The BOP, also known as balance of international payments, encompassed all transactions between a country’s residents and its non-residents involving goods, services and income; financial claims on and liabilities to the rest of the world; and transfers such as gifts.
In the September 2013 Quarterly Economic Bulletin (QEB) overview, Bakani said a deficit in the current account, more than offset a surplus in the capital and financial account.
He said deficit in the current account was attributed to a lower trade surplus and higher net service payments.
“The surplus in capital and financial account was mainly due to inflows from capital transfers and other investments, which more than offset higher net outflows from portfolio investments.”
Bakani said level of gross foreign exchange reserves at the end of September this year was K7.24 billion (US$3 billion), sufficient for 8.4 months of total and 13 months of non-mineral import cover.

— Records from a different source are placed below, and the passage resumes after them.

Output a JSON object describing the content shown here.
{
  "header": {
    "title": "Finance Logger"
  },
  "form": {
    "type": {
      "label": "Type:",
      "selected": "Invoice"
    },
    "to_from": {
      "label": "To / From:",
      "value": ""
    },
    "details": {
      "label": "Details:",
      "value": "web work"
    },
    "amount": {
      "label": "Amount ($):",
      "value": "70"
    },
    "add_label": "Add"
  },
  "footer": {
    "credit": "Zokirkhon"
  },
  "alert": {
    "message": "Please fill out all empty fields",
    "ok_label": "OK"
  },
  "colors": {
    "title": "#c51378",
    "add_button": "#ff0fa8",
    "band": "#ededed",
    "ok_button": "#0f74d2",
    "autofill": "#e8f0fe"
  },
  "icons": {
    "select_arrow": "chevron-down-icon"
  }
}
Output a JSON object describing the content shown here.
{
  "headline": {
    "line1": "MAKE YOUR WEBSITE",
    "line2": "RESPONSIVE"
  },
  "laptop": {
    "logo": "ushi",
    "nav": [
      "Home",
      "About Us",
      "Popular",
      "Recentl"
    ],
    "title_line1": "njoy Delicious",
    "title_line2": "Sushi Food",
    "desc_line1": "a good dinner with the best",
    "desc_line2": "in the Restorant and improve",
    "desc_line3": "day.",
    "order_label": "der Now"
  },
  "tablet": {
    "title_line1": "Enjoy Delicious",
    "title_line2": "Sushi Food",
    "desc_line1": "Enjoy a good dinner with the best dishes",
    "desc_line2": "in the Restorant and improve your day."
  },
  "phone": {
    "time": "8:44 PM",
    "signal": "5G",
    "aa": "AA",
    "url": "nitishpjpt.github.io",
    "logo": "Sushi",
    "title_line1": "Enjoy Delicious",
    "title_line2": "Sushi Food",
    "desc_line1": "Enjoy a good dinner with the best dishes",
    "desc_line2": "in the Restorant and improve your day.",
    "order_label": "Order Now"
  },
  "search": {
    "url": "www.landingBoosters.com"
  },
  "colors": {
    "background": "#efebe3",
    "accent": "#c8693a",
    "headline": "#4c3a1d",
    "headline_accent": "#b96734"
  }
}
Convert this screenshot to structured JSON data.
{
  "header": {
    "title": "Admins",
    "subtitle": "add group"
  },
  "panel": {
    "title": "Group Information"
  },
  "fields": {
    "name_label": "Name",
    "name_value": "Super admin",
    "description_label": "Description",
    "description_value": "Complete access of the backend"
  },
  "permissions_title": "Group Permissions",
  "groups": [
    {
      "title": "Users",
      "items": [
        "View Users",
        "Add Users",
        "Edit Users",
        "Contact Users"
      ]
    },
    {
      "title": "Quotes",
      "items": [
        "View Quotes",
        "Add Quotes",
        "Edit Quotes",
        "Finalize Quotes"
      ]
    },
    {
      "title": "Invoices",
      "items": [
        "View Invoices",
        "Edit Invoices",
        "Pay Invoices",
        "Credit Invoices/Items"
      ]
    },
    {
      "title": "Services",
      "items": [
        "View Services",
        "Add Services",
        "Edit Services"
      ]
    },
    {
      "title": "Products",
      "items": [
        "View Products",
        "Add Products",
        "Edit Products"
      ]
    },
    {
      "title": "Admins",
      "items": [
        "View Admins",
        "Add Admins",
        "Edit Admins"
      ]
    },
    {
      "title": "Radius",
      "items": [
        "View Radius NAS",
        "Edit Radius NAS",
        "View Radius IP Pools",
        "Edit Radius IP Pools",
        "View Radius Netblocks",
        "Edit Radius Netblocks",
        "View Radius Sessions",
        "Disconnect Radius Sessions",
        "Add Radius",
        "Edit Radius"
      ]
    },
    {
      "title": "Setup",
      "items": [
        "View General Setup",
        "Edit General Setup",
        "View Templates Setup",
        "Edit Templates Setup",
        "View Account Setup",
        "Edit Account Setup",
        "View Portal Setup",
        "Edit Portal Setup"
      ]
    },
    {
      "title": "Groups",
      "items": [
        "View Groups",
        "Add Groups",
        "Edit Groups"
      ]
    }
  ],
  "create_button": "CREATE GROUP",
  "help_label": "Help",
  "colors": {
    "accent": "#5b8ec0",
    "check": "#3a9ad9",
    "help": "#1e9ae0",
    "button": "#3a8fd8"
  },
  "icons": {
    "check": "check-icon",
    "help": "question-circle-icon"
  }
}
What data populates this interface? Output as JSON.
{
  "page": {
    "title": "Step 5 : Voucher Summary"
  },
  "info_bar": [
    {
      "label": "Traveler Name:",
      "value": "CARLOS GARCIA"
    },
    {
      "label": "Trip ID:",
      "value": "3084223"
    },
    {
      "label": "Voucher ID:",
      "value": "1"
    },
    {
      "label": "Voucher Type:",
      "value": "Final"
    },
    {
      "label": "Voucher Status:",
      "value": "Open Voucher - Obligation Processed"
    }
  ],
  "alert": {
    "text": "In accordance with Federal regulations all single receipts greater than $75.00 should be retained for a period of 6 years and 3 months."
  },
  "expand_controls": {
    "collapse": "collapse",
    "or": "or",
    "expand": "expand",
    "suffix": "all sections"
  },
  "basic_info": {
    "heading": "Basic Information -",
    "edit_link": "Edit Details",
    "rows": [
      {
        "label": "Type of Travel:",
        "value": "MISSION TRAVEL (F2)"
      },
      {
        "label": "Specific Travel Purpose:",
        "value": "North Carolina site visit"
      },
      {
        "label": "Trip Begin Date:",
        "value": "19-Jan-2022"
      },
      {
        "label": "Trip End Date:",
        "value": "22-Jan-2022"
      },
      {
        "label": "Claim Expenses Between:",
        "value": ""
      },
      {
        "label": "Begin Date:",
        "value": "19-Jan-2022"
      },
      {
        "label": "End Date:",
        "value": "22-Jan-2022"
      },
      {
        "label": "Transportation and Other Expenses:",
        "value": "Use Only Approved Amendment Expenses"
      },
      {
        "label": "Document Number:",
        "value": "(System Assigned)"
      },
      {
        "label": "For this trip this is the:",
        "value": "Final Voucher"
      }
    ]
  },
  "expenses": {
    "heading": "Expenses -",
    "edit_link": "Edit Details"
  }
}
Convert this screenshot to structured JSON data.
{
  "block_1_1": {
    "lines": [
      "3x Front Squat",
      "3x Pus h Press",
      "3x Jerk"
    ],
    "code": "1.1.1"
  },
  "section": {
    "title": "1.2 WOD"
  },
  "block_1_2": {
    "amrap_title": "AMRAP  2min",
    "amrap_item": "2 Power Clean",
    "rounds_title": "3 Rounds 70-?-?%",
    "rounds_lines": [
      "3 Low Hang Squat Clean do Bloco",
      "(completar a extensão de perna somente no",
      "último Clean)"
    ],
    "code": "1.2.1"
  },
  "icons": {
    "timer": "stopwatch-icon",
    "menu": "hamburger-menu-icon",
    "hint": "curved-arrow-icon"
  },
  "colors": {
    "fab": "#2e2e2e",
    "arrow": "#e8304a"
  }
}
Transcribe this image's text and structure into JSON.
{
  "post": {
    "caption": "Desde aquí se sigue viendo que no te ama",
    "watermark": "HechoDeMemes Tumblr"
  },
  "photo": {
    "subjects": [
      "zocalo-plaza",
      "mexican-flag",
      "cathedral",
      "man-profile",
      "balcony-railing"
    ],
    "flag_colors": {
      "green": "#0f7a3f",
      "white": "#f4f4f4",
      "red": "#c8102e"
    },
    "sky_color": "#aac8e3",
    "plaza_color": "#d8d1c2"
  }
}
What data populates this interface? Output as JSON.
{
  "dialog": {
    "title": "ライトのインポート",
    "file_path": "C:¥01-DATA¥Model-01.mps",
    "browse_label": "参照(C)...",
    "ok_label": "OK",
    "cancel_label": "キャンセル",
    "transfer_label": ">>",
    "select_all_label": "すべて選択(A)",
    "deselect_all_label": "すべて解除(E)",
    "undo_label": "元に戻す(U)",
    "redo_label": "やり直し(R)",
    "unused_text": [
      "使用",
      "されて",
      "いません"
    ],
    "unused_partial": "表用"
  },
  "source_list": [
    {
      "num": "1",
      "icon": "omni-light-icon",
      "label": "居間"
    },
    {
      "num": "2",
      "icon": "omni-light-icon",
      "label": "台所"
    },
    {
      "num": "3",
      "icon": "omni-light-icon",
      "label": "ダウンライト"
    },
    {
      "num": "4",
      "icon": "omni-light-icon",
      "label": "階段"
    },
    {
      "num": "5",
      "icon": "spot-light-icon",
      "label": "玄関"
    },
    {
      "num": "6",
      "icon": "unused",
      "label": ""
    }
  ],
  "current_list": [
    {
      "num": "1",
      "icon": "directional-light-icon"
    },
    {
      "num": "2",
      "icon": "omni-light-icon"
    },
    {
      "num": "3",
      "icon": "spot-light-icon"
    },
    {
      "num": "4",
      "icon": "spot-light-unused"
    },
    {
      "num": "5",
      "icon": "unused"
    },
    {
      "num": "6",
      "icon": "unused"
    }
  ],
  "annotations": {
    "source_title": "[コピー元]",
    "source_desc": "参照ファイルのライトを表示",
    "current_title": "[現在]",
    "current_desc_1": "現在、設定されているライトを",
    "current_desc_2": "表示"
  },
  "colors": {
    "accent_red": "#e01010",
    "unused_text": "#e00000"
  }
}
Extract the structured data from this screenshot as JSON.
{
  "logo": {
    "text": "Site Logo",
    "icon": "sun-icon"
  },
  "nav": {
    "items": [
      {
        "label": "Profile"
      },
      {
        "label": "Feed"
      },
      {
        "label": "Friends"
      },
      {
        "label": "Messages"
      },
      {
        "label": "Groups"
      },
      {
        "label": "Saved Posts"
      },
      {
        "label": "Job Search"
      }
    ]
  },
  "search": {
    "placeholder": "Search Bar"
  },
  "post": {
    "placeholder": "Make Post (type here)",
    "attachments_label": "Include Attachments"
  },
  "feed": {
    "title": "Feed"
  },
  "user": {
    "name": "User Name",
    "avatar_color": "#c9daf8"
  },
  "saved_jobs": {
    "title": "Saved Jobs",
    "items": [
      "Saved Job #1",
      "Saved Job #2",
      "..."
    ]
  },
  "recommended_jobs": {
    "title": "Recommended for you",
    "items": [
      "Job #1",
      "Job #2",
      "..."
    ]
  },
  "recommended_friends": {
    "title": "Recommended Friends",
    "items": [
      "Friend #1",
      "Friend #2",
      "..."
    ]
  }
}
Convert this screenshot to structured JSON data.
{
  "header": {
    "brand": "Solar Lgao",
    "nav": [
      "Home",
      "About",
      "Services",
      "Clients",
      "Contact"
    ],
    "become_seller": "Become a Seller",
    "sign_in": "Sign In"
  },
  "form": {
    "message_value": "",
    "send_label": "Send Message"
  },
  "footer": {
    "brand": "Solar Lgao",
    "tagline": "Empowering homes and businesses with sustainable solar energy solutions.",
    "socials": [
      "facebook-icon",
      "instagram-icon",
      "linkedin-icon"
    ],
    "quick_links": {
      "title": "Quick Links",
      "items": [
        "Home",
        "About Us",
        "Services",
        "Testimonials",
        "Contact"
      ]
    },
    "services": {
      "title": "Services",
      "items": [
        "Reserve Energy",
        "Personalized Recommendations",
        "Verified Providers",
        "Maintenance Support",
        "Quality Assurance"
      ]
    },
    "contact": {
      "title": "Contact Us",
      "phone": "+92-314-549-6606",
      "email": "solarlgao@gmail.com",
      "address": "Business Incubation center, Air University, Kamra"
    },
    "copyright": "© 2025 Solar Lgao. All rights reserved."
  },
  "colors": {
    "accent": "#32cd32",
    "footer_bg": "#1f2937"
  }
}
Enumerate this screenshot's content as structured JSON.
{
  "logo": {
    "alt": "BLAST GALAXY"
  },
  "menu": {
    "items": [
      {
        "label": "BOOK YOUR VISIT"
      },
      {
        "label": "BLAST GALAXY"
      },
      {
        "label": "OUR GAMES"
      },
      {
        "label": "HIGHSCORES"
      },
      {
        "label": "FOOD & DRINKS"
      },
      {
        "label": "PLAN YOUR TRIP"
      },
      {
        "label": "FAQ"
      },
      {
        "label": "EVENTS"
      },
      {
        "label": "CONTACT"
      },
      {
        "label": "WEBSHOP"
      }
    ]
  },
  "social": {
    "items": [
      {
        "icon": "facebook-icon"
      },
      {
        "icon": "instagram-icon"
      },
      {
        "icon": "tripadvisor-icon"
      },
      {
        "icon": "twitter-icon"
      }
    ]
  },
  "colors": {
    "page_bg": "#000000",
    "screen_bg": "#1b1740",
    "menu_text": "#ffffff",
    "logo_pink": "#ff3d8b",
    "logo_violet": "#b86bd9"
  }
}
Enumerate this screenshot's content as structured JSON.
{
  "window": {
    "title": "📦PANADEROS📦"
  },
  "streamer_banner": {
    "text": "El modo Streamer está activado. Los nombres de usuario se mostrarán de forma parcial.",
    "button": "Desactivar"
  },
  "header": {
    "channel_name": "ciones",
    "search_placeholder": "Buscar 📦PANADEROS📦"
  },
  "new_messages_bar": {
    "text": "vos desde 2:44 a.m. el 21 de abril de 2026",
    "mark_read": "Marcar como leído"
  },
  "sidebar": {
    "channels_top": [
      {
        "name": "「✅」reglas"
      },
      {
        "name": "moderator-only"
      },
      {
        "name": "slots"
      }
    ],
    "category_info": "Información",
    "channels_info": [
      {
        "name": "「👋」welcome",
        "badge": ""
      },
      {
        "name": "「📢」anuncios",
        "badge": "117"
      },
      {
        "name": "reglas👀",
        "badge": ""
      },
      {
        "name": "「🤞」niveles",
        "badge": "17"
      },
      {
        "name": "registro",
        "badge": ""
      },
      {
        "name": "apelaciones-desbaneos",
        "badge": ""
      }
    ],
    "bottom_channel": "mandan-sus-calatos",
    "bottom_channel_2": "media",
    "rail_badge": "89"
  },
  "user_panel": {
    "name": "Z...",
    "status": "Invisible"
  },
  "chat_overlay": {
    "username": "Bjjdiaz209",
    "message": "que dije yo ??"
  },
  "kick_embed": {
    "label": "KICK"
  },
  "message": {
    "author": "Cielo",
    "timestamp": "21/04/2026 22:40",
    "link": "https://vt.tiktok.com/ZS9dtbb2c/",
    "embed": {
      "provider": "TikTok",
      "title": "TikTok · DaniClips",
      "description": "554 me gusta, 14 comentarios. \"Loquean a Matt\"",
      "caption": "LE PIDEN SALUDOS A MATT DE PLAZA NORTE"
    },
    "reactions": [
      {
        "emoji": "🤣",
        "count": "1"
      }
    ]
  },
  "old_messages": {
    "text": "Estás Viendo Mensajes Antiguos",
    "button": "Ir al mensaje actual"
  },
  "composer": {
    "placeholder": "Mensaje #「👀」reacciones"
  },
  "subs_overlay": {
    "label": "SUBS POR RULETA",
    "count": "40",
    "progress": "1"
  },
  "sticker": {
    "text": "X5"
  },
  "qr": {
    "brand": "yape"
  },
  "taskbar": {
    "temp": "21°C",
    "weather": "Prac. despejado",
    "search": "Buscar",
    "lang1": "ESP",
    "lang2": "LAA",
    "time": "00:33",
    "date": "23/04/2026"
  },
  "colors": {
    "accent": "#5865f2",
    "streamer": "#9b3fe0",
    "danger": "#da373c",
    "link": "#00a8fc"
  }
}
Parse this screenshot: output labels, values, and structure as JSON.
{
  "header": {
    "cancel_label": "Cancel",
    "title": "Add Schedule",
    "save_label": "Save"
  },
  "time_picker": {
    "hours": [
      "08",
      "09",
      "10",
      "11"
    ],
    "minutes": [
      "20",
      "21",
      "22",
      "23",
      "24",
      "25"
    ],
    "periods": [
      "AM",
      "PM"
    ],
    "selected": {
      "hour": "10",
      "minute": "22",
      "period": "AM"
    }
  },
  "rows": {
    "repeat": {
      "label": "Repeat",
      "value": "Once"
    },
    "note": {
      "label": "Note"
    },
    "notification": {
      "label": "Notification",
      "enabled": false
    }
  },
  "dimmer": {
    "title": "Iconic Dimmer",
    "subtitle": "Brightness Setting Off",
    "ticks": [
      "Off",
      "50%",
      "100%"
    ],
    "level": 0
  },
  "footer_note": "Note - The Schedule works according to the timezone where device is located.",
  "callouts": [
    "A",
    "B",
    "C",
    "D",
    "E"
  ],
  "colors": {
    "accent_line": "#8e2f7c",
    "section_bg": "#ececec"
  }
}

Bakani said the bank maintained a neutral stance of monetary policy by keeping kina facility rate unchanged at 6.25% over the September quarter of 2013, following low inflation outcomes in the first two quarters of 2013.
He said domestic interest rates moved upwards between the end of June and September 2013.
“The bank continued to utilise its open market operation (OMO) instruments in conduct of monetary policy in September quarter of 2013”.
Bakani said there was a net retirement totalling K466.2 million in central bank bills during the quarter.
“The government also made a net retirement of K120.5 million in treasury bills while issuing a total of K266 million of inscribed stock during the quarter.
“The cash reserve requirement for commercial banks was maintained at 8% in the September quarter, 2013.”
Meanwhile, Bakani said the average level of broad money supply increased by 2.4% in September quarter this year, compared with an increase of 4.1% in the June quarter.
“This was mainly influenced by an increase in average net claims on central government as a result of increased issuances of securities and drawdown of government deposits, combined with an increase of 4.7% in average credit to private sector.
“Average net domestic claims outstanding, excluding net claims on the central government, increased by 3.1% in the September quarter, following an increase of 3.8% in the June quarter.”
PNG Facts / The National